Anyone who attended Staples in the 1940s, ’50s, ’60s and ’70s knew V. Louise Higgins. The Radcliffe graduate influenced thousands of lives, as a revered English teacher and department chair.
That influence included fellow teachers and administrators, as well as students. Former colleague Karl Decker remembers V. Louise Higgins, who died last Friday at 92.
I came to the Staples English Department in September 1960, along with many other new young teachers. “V. Louise” — “Miss Higgins” of course to us unproven neophytes — had come to my classroom for my first observation.
I was ready with a great lesson, the students were ready with pencils poised for note-taking, and I did all the right things. Miss Higgins sat in back taking notes on a yellow legal pad. Class ended, students left, Miss Higgins rose with her yellow legal pad and approached me.
“Dear boy,” she said using her frequent form of address. “A fascinating class. Tell me, for I am curious — just where did you get your material?”
“My fine college notes, Miss Higgins,” I replied. “You see, I saved them in case–”
“I thought so,” she said and paused. Then: “Tell me, have you considered burning them?” And with that she left the room.
As she passed by the wastebasket, she tore off the top sheet of her yellow legal pad, crumpled it up and backboarded it off the wall into the garbage.
If VL had a supervisory, mentoring objective, it surely was to get us to develop our own expertise, to work towards our own mastery of content and teaching skills. As she put it once to me, “I want you to be able to teach that class with your hands tied behind your back and without the crutch of a lesson plan — of specious value anyway — before you.”
Three years later I held a minor administrative position at Staples and had my teaching schedule halved. VL was clearly not pleased. One day she came to my new office and asked, “Are you going to be an administrator or a teacher?” I leaned back in the arrogance of my swivel chair and said I’d give it some serious thought.
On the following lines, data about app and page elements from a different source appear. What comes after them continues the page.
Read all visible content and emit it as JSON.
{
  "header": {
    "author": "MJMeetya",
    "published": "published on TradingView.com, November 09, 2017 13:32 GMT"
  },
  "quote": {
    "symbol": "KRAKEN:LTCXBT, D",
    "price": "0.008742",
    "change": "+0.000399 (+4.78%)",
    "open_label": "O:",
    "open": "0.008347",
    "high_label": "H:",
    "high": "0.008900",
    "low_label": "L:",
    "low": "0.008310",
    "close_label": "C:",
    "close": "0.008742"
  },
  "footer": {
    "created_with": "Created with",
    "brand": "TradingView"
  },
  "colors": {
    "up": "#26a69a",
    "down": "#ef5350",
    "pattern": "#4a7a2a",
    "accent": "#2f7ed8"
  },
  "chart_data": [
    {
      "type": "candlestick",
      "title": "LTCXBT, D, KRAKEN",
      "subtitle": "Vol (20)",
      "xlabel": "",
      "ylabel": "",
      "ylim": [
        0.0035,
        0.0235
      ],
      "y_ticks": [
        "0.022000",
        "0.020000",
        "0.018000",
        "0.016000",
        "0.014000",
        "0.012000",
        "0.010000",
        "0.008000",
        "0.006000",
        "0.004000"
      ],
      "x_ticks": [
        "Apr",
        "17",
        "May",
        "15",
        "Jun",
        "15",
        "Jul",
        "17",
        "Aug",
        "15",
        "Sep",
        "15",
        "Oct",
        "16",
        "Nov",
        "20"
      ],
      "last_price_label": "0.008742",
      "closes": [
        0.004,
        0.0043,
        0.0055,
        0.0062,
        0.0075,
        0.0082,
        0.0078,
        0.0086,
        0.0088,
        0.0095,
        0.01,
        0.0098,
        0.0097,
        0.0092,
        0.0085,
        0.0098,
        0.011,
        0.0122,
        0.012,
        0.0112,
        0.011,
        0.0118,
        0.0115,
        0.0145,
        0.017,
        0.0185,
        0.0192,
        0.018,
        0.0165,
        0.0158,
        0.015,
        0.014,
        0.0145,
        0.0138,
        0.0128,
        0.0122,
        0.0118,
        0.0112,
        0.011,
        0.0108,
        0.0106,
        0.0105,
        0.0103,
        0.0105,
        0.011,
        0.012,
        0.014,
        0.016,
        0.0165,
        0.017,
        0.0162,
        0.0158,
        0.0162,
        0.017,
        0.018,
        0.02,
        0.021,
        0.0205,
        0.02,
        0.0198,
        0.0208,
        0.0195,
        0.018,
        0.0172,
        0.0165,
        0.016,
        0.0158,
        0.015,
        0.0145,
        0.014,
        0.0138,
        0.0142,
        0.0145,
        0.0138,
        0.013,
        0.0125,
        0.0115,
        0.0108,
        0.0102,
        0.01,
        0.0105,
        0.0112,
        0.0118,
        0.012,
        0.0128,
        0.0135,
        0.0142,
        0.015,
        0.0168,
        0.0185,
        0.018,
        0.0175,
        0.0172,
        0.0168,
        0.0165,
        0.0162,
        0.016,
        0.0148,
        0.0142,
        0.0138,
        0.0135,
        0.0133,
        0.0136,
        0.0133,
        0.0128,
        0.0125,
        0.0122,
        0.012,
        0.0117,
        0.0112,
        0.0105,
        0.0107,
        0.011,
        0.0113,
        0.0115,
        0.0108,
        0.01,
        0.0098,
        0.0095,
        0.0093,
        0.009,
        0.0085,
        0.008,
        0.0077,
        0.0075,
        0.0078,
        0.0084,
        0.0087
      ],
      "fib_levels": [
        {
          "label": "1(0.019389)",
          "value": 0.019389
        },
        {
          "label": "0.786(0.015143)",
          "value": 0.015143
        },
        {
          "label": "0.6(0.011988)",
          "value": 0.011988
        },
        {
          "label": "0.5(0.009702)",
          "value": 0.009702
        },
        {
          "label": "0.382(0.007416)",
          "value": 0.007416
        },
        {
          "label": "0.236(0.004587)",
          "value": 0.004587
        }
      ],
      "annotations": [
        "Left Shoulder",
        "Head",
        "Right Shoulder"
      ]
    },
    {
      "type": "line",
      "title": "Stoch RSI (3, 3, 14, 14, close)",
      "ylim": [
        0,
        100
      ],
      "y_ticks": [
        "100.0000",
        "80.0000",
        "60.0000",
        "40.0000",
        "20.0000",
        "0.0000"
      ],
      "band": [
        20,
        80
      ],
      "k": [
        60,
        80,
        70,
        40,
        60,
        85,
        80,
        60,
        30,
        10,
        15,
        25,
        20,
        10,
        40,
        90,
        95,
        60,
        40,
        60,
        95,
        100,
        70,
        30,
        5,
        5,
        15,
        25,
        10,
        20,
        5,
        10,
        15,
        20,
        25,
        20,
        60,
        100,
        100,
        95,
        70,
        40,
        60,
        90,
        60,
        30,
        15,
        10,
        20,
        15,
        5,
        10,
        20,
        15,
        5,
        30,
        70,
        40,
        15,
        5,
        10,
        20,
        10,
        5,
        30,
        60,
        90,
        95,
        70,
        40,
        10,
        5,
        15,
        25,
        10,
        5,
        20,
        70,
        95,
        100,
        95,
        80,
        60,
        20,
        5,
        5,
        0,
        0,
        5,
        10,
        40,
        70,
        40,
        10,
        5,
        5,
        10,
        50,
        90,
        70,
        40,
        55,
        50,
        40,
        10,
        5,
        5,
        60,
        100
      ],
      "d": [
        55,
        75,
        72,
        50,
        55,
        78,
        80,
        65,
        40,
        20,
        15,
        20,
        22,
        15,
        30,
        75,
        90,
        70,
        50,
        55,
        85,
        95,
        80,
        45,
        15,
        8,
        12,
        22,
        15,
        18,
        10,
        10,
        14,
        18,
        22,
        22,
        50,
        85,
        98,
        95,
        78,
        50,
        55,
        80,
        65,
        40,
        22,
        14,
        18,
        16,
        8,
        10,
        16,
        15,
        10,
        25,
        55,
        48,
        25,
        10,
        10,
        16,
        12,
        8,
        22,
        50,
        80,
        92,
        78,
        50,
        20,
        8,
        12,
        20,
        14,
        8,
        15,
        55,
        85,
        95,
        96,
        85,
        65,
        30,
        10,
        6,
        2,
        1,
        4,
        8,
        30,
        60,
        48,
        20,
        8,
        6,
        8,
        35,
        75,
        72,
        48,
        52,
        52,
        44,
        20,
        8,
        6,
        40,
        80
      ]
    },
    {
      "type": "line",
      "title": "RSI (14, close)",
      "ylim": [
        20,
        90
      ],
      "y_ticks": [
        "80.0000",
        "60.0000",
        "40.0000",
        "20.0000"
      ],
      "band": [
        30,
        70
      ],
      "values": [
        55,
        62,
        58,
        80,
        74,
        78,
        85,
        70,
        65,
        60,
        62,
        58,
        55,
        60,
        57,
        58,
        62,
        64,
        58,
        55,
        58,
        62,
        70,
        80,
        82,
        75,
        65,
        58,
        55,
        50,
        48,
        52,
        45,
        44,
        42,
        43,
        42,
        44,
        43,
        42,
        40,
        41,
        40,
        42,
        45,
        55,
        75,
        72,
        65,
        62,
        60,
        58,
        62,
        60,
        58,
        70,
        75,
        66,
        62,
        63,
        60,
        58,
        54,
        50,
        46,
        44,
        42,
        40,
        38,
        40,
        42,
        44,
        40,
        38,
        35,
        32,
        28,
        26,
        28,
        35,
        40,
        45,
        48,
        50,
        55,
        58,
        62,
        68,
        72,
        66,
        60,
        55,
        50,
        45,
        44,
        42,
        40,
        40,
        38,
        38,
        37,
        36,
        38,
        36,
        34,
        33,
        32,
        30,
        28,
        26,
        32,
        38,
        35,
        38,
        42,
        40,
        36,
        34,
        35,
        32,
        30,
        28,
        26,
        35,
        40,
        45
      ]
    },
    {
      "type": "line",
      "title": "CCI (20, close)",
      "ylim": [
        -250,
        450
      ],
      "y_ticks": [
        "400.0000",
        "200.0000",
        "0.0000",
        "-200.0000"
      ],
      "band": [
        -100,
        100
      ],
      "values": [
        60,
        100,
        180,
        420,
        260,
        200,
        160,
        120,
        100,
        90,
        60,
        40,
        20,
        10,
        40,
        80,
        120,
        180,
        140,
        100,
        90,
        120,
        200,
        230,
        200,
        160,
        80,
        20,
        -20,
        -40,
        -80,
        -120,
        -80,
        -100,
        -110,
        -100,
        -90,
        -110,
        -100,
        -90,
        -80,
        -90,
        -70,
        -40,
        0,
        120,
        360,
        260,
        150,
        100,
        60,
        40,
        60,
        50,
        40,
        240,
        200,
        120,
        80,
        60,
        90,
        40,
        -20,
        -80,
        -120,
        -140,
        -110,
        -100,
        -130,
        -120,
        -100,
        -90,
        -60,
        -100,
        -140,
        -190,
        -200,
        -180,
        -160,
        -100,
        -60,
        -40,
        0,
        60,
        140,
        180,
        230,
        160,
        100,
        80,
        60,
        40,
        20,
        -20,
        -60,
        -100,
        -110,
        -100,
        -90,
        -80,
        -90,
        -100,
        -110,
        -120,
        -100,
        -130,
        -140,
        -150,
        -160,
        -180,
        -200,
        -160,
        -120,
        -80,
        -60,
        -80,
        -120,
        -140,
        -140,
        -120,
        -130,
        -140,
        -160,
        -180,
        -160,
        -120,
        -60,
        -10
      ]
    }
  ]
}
“I want that serious thought done and over with tonight and your answer on my desk tomorrow morning,” she replied. I chose teaching. “The correct choice,” she said later. “Now, about the Shakespeare selections for the sophomore classes…”
So the years at Staples passed and eventually we went our separate ways. VL retired and devoted her later years to study of the ships and seafaring days of Southport. In 1999 I quit after 43 years of teaching to become a photographer and writer for 6 years at Vermont Magazine. Then by chance we re-met when she was in residence at the famed 3030 in Bridgeport. I had begun work on a novel.
“A novel? Dear boy, do let me read your drafts,” she said. And for the next 2 years, I’d send her the chapters as they came. Her critical skills were undiminished–sharp, perceptive, acerbic and yet supportive.
“On page 145 you have a paragraph that make no sense at all…Oh, yes, and here on page 166, you have a terrible mixed metaphor…ah, there is a nice turn of phrase somewhere here…just can’t seem to find it right now…”
In one of my later calls she asked, “Where are Chapters 21 and 22?” I sent them, but no reply, no critique came. In my last call a few weeks ago, I had asked how she was doing. Prefaced with unguarded and easy laughter, she finally said, “Dear boy, I am 92 years old. At 92 you simply, don’t start getting better.”
As an ex-English teacher I suppose I should be able to end this encomium (she loved big, precise words) with some brilliant quote from the great literature. But nothing seems to come just now. All I can say is I feel as if the chain to one of my several anchors in the world has been severed and for a while, I may be somewhat adrift.
Well. I do hope she likes the metaphor.